Tell me how many lines of the entries below include the string "heading", and give only the number.

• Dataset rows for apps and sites
______
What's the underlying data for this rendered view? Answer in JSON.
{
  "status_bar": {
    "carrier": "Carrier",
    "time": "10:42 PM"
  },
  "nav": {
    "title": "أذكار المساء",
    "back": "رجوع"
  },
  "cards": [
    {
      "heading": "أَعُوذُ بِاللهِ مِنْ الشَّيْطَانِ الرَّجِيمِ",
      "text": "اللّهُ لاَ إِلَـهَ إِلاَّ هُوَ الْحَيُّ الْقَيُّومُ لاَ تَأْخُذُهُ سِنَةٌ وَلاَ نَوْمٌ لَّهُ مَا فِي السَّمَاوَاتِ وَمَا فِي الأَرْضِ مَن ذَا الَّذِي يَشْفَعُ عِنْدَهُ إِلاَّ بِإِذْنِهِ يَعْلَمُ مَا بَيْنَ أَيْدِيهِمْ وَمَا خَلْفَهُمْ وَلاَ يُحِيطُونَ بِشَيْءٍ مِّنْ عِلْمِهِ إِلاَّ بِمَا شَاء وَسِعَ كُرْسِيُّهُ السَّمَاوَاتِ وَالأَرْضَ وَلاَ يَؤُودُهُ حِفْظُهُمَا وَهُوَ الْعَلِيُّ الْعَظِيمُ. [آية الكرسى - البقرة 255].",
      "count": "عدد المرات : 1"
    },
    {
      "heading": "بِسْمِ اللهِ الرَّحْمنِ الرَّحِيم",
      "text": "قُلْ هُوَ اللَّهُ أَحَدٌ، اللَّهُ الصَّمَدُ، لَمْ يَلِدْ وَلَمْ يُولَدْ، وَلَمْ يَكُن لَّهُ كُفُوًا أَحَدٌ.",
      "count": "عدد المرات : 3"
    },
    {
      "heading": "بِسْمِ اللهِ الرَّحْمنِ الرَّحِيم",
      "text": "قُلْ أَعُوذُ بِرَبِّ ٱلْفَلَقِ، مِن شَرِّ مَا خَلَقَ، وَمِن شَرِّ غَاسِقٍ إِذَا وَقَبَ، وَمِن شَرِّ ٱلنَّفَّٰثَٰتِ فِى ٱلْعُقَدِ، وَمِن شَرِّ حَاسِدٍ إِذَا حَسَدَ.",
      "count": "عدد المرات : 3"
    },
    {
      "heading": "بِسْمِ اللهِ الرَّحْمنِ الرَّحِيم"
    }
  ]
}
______
• Solution for this task
4